» Problem description: Search the records for lines that contain the word "JSON". Copy them all.

» Data for review:
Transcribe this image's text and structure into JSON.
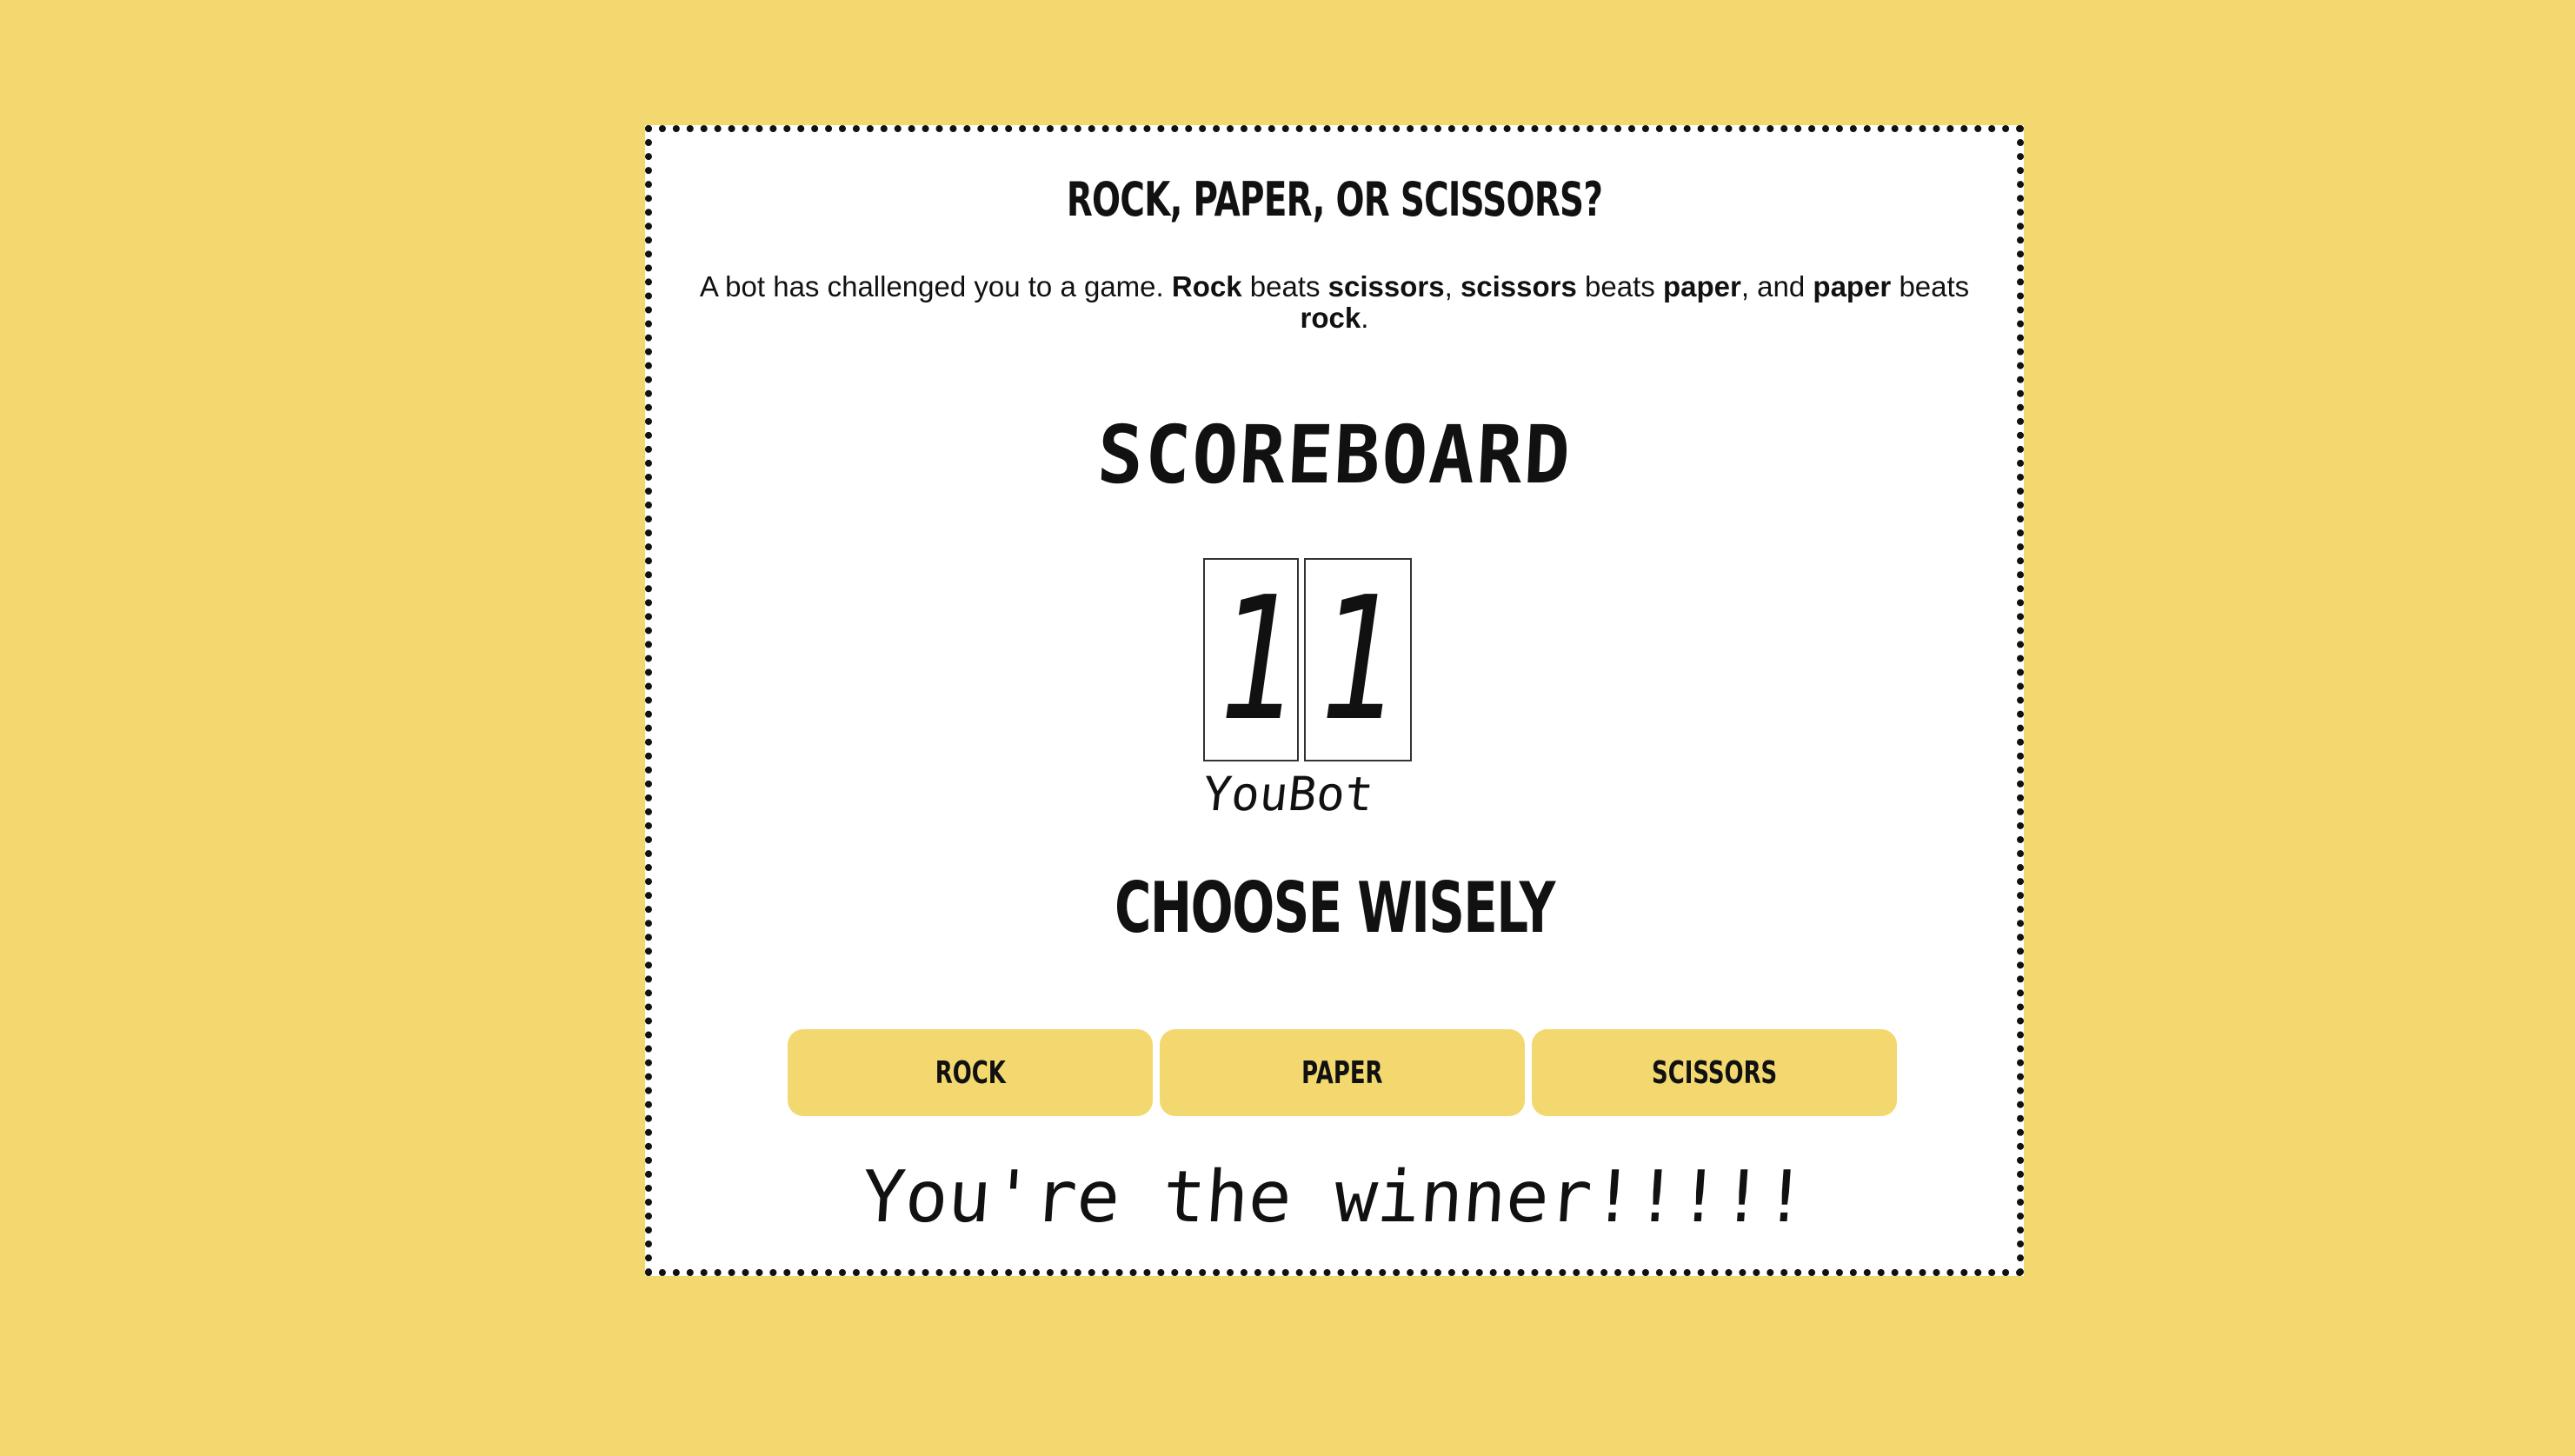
{
  "colors": {
    "background": "#f3d86f",
    "card": "#ffffff",
    "button": "#f3d86f",
    "text": "#111111"
  },
  "game": {
    "title": "ROCK, PAPER, OR SCISSORS?",
    "intro": {
      "p1": "A bot has challenged you to a game. ",
      "rock": "Rock",
      "p2": " beats ",
      "scissors": "scissors",
      "p3": ", ",
      "scissors2": "scissors",
      "p4": " beats ",
      "paper": "paper",
      "p5": ", and ",
      "paper2": "paper",
      "p6": " beats ",
      "rock2": "rock",
      "p7": "."
    },
    "scoreboard_title": "SCOREBOARD",
    "score": {
      "you": "1",
      "bot": "1",
      "you_label": "You",
      "bot_label": "Bot"
    },
    "choose_title": "CHOOSE WISELY",
    "buttons": {
      "rock": "ROCK",
      "paper": "PAPER",
      "scissors": "SCISSORS"
    },
    "result": "You're the winner!!!!!"
  }
}
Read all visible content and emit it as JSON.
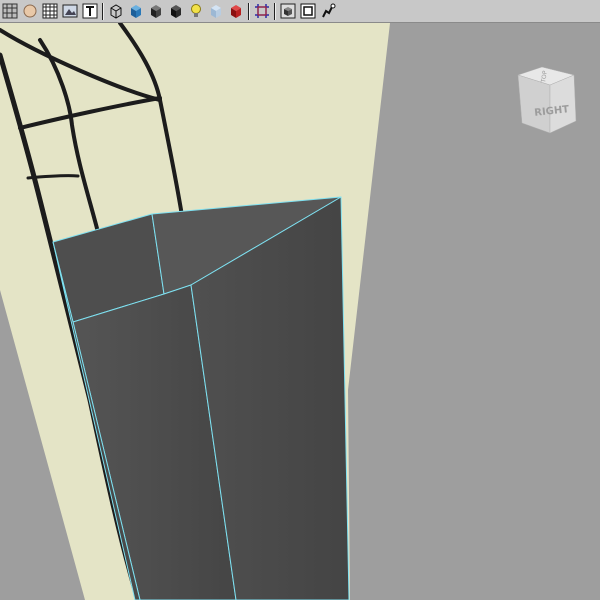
{
  "toolbar": {
    "buttons": [
      {
        "icon": "grid-icon"
      },
      {
        "icon": "sphere-icon"
      },
      {
        "icon": "texture-grid-icon"
      },
      {
        "icon": "image-plane-icon"
      },
      {
        "icon": "text-T-icon"
      },
      {
        "icon": "wireframe-cube-icon"
      },
      {
        "icon": "shaded-cube-icon"
      },
      {
        "icon": "dark-cube-icon"
      },
      {
        "icon": "shadow-cube-icon"
      },
      {
        "icon": "light-bulb-icon"
      },
      {
        "icon": "xray-cube-icon"
      },
      {
        "icon": "red-cube-icon"
      },
      {
        "icon": "resolution-gate-icon"
      },
      {
        "icon": "isolate-cube-icon"
      },
      {
        "icon": "film-gate-icon"
      },
      {
        "icon": "hud-icon"
      }
    ]
  },
  "viewcube": {
    "face_label": "RIGHT",
    "top_label": "TOP"
  },
  "colors": {
    "background": "#9e9e9e",
    "image_plane": "#e4e4c6",
    "mesh": "#4a4a4a",
    "mesh_edge": "#7ee0f0",
    "reference_lines": "#1c1c1c"
  }
}
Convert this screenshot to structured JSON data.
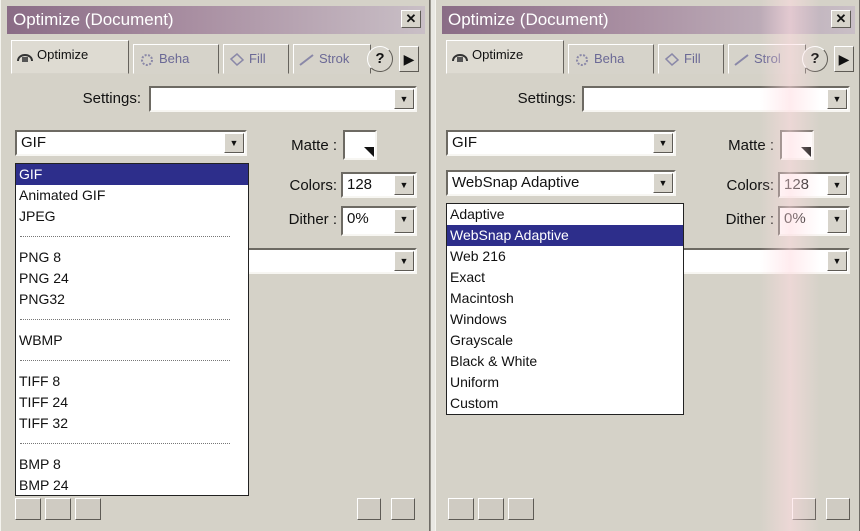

» Your solution:
Transcribe this image's text and structure into JSON.
Read all visible content and emit it as JSON.
Convert this screenshot to structured JSON data.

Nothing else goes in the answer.